YOUR TASK – Your response should contain exactly the lines running from the one with "Convert this screenshot" to the end of the data below, both included, and no pictures.

EXTRACTED INFORMATION –
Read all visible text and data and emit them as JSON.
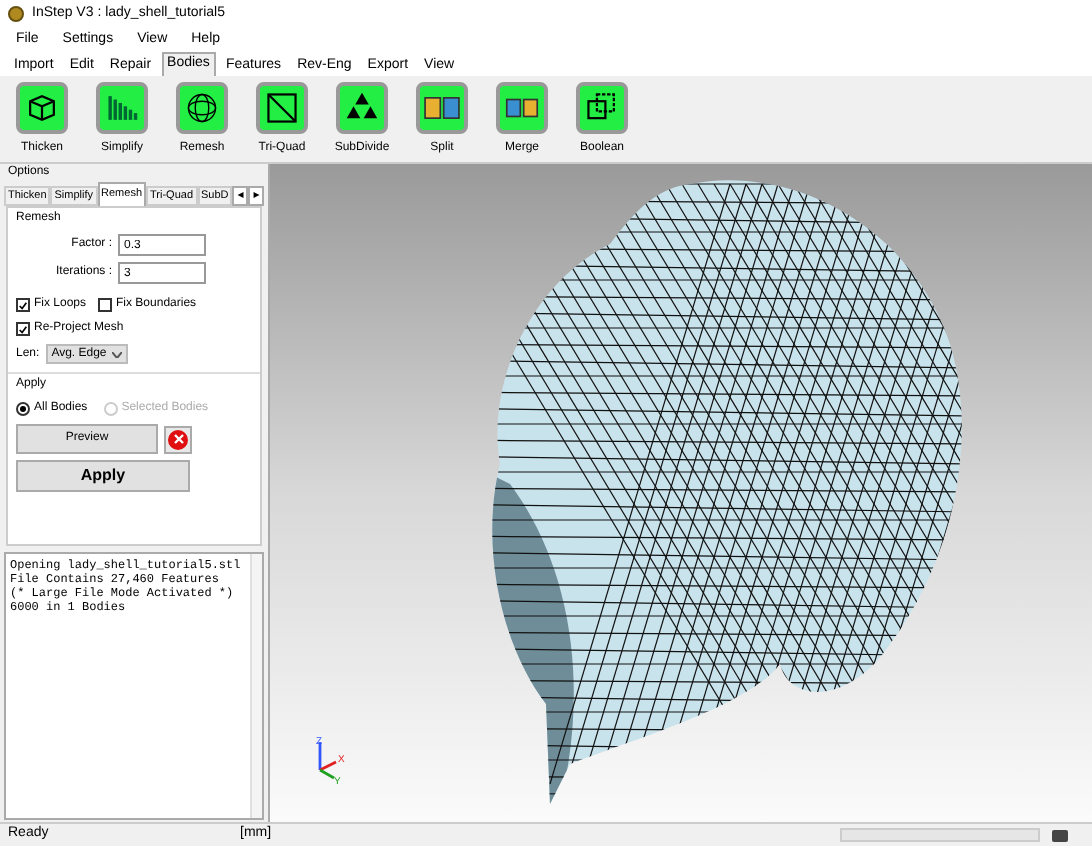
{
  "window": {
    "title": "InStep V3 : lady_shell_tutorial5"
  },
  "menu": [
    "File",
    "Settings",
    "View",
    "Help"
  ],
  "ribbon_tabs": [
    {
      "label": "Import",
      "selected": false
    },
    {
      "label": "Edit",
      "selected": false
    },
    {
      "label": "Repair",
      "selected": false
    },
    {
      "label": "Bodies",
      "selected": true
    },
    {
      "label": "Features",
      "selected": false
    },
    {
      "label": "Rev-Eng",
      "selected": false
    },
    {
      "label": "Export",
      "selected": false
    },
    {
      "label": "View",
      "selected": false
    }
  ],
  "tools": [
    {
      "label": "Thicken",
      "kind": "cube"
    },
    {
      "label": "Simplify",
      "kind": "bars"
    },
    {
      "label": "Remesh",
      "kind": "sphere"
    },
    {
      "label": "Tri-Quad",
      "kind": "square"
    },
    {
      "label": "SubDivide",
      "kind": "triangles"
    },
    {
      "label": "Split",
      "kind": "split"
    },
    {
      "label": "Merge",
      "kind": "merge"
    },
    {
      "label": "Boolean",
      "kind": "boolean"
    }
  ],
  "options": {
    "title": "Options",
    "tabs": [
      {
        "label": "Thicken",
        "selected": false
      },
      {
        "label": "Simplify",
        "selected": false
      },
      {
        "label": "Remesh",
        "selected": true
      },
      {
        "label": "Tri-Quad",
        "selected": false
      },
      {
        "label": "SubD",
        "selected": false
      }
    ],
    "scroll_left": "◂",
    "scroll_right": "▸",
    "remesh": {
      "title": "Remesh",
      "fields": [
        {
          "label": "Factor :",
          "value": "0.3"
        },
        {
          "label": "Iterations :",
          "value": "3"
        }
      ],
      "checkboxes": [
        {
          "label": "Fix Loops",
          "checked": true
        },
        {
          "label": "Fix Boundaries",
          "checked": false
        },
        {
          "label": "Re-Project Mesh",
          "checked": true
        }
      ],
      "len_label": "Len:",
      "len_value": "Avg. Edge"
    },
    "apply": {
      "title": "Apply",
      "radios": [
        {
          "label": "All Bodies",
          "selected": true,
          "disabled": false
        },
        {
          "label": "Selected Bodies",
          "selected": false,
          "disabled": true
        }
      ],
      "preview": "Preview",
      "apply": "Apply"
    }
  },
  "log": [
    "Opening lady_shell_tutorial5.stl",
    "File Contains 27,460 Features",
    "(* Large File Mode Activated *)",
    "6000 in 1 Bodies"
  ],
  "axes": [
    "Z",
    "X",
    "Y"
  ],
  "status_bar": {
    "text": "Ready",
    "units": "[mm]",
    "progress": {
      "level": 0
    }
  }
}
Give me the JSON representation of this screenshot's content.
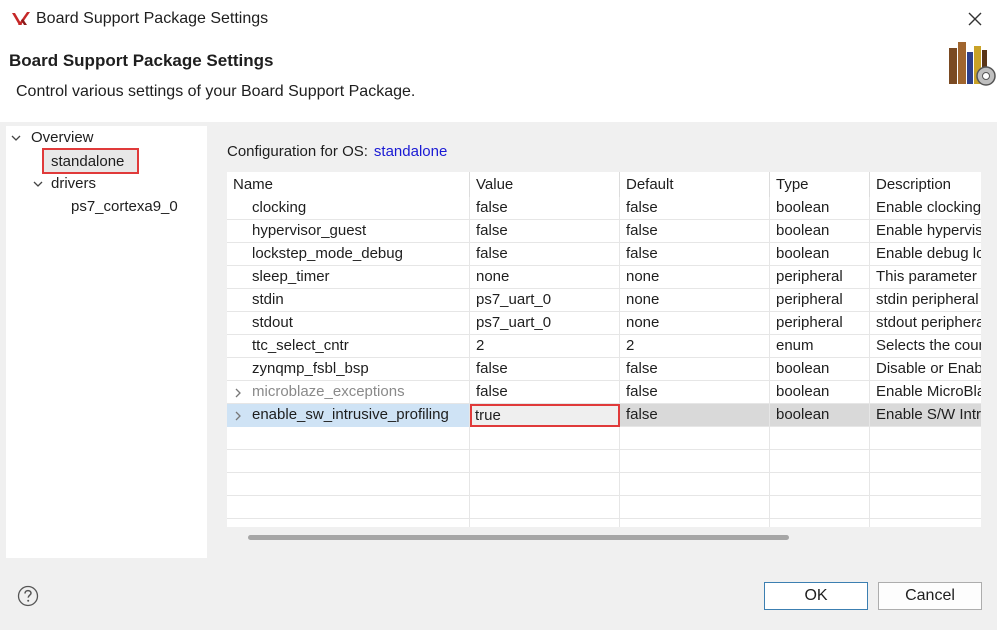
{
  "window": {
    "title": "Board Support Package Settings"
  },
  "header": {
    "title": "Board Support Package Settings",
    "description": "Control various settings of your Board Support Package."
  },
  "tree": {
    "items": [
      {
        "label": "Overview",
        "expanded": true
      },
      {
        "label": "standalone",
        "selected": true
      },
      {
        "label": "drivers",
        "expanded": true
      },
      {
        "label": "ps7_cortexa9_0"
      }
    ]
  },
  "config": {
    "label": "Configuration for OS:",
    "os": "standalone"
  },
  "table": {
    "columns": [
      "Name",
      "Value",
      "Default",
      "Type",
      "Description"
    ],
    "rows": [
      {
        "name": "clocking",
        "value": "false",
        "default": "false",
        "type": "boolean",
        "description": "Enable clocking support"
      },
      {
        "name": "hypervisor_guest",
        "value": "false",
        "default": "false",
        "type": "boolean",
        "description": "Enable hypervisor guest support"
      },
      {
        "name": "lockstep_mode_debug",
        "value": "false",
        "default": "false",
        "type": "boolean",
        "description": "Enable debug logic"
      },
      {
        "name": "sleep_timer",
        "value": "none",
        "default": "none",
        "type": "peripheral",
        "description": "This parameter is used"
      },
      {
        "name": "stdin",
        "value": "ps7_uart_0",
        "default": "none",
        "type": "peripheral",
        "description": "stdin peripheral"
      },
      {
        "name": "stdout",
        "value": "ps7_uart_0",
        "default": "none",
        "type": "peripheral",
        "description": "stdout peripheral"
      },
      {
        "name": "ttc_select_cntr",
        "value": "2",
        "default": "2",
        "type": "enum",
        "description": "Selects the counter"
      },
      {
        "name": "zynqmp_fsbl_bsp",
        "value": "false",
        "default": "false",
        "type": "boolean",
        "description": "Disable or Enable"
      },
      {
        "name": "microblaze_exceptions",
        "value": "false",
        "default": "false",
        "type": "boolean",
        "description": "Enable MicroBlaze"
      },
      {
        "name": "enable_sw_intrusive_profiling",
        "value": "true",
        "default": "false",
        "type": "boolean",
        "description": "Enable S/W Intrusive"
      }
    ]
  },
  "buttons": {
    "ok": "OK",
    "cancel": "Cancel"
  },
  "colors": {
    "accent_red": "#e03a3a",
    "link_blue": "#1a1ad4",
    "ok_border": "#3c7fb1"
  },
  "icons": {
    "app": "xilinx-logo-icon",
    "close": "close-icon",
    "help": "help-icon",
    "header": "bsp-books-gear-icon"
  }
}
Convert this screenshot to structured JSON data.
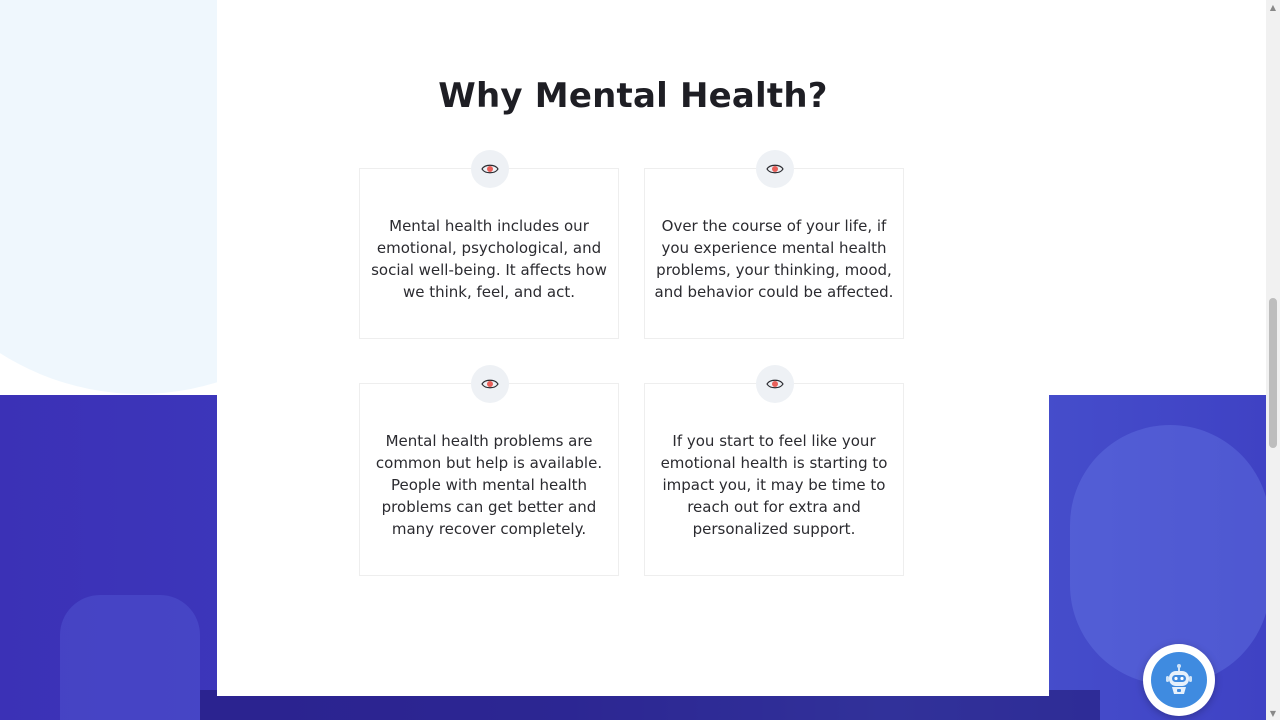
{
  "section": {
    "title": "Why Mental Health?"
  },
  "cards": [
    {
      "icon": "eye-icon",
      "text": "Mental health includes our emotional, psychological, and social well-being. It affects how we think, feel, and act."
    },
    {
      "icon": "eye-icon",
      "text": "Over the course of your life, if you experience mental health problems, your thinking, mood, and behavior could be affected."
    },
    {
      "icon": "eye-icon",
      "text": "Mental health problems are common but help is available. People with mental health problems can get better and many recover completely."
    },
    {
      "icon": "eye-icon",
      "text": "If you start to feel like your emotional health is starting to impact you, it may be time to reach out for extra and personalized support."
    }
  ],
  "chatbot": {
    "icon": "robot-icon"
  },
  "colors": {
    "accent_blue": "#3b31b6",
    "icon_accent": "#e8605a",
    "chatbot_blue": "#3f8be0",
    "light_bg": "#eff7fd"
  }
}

SOLUTION FOR THIS PROBLEM –
Convert this screenshot to structured JSON data.
{
  "section": {
    "title": "Why Mental Health?"
  },
  "cards": [
    {
      "icon": "eye-icon",
      "text": "Mental health includes our emotional, psychological, and social well-being. It affects how we think, feel, and act."
    },
    {
      "icon": "eye-icon",
      "text": "Over the course of your life, if you experience mental health problems, your thinking, mood, and behavior could be affected."
    },
    {
      "icon": "eye-icon",
      "text": "Mental health problems are common but help is available. People with mental health problems can get better and many recover completely."
    },
    {
      "icon": "eye-icon",
      "text": "If you start to feel like your emotional health is starting to impact you, it may be time to reach out for extra and personalized support."
    }
  ],
  "chatbot": {
    "icon": "robot-icon"
  },
  "colors": {
    "accent_blue": "#3b31b6",
    "icon_accent": "#e8605a",
    "chatbot_blue": "#3f8be0",
    "light_bg": "#eff7fd"
  }
}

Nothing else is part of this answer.